What to produce: Take the records below and copy them exactly.

(Study material)

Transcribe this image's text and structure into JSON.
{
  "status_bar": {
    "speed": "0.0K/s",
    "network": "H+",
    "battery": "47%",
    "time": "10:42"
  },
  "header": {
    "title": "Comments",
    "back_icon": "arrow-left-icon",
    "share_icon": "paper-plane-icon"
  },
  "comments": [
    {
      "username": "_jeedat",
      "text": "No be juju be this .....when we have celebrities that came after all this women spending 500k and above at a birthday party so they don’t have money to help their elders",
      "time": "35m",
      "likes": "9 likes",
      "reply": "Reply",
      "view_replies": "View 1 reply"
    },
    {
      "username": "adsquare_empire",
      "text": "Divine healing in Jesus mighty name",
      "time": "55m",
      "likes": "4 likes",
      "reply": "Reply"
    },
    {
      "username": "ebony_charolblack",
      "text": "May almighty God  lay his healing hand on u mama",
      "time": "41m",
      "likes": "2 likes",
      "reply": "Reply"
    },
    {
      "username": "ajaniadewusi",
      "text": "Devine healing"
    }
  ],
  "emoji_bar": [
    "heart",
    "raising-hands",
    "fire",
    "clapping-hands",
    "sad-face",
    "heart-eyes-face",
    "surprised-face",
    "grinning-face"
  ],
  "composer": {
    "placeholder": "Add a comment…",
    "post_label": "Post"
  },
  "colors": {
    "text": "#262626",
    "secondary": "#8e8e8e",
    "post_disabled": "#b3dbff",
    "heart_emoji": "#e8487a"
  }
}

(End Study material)

Final answer:
Transcribe this image's text and structure into JSON.
{
  "status_bar": {
    "speed": "0.0K/s",
    "network": "H+",
    "battery": "47%",
    "time": "10:42"
  },
  "header": {
    "title": "Comments",
    "back_icon": "arrow-left-icon",
    "share_icon": "paper-plane-icon"
  },
  "comments": [
    {
      "username": "_jeedat",
      "text": "No be juju be this .....when we have celebrities that came after all this women spending 500k and above at a birthday party so they don’t have money to help their elders",
      "time": "35m",
      "likes": "9 likes",
      "reply": "Reply",
      "view_replies": "View 1 reply"
    },
    {
      "username": "adsquare_empire",
      "text": "Divine healing in Jesus mighty name",
      "time": "55m",
      "likes": "4 likes",
      "reply": "Reply"
    },
    {
      "username": "ebony_charolblack",
      "text": "May almighty God  lay his healing hand on u mama",
      "time": "41m",
      "likes": "2 likes",
      "reply": "Reply"
    },
    {
      "username": "ajaniadewusi",
      "text": "Devine healing"
    }
  ],
  "emoji_bar": [
    "heart",
    "raising-hands",
    "fire",
    "clapping-hands",
    "sad-face",
    "heart-eyes-face",
    "surprised-face",
    "grinning-face"
  ],
  "composer": {
    "placeholder": "Add a comment…",
    "post_label": "Post"
  },
  "colors": {
    "text": "#262626",
    "secondary": "#8e8e8e",
    "post_disabled": "#b3dbff",
    "heart_emoji": "#e8487a"
  }
}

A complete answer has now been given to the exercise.